Start of Material for this exercise
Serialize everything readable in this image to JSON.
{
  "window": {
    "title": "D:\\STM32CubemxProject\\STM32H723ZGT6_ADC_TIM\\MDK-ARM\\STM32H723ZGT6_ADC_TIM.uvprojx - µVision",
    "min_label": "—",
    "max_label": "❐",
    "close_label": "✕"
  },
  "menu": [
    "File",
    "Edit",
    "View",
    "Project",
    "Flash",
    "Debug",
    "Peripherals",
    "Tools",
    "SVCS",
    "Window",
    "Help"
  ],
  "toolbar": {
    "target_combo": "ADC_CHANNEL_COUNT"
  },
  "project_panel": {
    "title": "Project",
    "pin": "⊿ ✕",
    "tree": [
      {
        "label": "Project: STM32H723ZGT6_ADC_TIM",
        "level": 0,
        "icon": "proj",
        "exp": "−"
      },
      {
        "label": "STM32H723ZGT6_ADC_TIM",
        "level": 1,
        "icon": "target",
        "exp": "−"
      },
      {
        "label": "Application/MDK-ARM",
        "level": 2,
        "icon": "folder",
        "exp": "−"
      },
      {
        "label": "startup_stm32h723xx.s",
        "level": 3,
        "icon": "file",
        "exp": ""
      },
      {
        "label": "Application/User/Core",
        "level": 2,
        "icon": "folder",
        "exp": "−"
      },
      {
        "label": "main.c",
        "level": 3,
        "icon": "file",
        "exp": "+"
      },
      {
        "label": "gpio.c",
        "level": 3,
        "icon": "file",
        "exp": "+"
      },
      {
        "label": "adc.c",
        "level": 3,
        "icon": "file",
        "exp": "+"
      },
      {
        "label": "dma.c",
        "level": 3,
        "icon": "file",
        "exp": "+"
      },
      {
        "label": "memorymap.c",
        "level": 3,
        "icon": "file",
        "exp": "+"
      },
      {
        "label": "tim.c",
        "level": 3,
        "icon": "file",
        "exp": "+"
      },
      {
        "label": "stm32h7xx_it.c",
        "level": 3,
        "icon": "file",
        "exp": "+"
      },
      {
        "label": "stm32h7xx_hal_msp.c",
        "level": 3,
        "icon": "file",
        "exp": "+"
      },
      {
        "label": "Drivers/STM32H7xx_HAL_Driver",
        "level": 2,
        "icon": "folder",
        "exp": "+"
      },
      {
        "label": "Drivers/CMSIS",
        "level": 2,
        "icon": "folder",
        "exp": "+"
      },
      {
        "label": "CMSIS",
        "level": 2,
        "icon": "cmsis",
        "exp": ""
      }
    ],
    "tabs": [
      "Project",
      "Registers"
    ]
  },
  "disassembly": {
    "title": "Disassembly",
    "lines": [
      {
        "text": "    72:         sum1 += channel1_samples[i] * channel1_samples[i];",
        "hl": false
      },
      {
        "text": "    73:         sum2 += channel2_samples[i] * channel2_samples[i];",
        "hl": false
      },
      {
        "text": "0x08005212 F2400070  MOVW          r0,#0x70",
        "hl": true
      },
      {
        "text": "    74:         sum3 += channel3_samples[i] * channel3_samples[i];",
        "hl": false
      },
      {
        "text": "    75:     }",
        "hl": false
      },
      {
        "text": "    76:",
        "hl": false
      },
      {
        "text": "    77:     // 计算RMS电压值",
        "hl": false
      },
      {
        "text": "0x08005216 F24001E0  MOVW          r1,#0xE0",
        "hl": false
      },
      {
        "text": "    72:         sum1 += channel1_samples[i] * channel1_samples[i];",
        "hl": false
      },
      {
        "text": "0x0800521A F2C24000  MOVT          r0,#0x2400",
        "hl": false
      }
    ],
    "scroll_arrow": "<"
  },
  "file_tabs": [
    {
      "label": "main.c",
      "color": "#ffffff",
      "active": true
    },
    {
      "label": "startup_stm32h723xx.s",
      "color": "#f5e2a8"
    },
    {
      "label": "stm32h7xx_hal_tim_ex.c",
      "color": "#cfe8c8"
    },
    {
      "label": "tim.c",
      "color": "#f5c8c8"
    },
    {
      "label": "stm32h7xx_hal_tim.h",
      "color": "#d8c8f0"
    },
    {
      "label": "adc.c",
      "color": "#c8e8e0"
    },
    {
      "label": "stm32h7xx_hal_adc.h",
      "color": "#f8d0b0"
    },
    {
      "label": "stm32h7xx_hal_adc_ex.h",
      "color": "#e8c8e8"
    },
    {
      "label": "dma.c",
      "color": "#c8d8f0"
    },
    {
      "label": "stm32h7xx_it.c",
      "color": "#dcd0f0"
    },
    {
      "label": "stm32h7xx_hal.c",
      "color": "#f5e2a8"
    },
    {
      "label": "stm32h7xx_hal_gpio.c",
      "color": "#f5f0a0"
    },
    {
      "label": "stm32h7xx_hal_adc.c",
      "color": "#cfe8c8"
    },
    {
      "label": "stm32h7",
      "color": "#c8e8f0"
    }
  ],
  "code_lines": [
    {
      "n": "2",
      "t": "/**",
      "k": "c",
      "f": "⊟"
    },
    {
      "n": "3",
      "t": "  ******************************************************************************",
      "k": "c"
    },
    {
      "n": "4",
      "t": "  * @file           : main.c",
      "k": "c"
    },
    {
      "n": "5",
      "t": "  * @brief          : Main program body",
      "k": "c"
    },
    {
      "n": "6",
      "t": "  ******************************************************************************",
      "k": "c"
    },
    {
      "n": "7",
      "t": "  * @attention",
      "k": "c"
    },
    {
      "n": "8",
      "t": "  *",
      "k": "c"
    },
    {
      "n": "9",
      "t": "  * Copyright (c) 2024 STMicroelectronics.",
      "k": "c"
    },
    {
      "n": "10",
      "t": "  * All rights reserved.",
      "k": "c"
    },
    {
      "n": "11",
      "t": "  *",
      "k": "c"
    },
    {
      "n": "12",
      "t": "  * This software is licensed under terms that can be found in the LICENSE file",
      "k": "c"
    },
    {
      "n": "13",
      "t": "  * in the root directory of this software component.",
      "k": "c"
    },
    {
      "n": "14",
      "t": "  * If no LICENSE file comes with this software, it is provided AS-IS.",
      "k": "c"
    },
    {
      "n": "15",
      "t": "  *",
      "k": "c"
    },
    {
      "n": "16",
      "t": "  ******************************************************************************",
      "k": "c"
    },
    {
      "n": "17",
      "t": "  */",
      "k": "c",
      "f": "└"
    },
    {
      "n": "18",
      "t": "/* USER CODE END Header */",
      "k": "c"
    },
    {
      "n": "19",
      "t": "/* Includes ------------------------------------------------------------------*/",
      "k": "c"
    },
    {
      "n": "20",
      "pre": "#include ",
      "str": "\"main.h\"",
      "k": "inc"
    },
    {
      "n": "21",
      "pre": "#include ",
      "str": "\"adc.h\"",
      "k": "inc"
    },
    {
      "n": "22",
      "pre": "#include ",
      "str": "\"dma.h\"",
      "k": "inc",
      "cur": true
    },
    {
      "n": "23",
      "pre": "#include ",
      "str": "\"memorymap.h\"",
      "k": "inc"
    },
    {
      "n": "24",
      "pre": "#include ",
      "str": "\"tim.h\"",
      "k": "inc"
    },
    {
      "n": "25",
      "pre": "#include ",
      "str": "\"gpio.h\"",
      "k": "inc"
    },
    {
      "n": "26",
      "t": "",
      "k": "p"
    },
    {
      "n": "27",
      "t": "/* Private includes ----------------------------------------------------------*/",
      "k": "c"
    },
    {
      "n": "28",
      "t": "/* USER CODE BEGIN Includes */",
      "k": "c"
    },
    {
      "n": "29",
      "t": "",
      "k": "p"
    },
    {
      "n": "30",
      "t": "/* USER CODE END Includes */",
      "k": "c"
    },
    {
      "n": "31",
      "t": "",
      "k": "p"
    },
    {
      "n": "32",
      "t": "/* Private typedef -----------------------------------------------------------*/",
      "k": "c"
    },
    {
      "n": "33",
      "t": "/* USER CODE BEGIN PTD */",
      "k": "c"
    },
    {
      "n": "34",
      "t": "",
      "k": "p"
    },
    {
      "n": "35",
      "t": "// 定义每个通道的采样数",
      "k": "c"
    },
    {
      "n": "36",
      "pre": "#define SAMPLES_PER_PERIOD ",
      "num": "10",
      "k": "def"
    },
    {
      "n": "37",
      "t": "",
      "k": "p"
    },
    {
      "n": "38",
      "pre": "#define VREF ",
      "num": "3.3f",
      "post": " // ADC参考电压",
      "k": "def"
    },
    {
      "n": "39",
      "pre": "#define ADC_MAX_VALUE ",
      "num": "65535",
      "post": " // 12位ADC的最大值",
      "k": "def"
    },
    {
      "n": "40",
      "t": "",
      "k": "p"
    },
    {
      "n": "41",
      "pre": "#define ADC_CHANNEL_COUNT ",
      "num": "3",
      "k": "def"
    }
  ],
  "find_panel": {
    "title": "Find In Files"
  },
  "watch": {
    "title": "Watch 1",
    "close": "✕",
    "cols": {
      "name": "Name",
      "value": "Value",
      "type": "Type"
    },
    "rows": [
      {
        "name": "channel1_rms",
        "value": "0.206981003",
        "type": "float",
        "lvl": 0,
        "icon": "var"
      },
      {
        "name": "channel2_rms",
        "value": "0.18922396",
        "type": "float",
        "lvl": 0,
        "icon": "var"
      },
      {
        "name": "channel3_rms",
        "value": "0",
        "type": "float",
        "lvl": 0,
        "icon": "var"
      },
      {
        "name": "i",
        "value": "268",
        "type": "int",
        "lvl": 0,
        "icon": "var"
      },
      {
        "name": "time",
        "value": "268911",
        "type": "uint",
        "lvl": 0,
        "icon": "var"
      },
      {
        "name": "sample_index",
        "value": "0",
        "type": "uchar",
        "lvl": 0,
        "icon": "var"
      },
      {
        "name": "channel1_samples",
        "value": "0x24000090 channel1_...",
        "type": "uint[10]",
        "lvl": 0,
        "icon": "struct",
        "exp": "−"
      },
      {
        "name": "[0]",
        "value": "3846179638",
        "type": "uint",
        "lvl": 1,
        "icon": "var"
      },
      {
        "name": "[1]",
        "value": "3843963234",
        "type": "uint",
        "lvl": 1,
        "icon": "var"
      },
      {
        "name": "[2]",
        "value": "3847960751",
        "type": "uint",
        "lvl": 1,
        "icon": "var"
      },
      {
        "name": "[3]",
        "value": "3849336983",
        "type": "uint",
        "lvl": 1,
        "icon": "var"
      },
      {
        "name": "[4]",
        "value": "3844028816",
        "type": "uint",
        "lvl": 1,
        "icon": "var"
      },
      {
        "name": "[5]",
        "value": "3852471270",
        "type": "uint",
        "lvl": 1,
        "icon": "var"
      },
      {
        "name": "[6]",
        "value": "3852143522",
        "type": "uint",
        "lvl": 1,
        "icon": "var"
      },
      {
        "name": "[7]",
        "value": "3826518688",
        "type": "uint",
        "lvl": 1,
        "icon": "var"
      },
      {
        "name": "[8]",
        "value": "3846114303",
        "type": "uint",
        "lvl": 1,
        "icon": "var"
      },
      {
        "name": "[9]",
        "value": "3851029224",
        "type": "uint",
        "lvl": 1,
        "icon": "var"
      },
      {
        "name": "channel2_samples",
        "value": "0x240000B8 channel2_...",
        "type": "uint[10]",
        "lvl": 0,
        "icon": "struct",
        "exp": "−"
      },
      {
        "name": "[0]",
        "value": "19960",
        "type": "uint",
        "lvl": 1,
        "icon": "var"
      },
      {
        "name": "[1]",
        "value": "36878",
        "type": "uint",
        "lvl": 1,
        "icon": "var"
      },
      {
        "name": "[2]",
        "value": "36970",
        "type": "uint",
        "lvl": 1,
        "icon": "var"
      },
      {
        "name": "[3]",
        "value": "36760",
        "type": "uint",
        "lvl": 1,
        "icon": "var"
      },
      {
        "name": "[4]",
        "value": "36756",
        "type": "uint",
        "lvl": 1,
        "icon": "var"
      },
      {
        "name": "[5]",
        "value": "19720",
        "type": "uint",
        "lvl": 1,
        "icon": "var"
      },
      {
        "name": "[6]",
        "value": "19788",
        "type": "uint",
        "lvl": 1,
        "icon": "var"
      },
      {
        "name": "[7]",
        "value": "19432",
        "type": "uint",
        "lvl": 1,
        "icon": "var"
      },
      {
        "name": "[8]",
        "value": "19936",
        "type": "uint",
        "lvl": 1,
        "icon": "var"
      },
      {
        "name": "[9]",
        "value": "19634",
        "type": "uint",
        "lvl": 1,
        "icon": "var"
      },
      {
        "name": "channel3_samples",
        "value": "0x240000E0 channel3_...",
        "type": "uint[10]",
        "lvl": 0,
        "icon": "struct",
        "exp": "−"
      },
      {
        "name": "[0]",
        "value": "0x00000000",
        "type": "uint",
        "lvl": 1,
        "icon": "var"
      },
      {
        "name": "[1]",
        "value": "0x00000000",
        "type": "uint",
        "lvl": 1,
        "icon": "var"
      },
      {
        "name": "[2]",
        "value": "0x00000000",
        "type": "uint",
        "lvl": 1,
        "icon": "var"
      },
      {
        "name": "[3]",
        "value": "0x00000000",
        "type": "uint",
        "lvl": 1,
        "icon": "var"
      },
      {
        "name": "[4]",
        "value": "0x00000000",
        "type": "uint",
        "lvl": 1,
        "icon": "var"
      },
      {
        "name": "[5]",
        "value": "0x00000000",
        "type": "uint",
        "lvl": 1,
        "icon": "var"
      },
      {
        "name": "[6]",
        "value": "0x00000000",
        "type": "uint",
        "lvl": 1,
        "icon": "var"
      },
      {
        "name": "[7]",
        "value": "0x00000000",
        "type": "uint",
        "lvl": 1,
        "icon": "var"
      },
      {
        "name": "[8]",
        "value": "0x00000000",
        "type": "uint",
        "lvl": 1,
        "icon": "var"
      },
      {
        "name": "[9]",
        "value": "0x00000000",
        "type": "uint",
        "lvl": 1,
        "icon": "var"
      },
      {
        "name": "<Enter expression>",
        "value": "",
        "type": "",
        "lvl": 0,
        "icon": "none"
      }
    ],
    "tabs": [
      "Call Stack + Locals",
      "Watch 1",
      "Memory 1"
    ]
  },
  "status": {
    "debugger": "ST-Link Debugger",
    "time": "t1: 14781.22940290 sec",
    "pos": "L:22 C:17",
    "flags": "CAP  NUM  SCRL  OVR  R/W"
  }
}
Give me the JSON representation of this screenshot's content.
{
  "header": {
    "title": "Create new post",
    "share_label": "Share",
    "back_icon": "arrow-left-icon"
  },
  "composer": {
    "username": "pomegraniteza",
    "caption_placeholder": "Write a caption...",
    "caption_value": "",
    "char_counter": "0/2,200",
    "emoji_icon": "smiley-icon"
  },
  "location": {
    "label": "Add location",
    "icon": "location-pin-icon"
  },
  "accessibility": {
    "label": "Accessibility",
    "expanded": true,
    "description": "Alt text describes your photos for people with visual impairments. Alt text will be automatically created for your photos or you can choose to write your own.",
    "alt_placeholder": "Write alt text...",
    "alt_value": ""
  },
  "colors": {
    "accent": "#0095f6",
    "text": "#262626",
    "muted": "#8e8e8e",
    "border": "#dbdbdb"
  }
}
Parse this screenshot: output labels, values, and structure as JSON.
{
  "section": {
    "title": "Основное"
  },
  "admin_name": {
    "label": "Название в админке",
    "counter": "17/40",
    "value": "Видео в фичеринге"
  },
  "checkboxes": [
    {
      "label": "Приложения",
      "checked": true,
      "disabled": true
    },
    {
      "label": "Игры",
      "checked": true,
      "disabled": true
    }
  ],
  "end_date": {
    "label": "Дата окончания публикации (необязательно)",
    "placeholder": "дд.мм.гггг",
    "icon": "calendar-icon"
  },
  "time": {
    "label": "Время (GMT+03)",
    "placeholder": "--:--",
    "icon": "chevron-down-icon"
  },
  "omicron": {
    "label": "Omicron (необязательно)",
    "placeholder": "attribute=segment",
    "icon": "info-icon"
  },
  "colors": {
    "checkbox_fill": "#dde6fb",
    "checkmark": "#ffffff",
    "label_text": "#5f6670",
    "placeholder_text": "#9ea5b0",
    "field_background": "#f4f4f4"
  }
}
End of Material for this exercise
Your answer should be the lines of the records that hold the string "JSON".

Answer box:
Serialize everything readable in this image to JSON.
Give me the JSON representation of this screenshot's content.
Parse this screenshot: output labels, values, and structure as JSON.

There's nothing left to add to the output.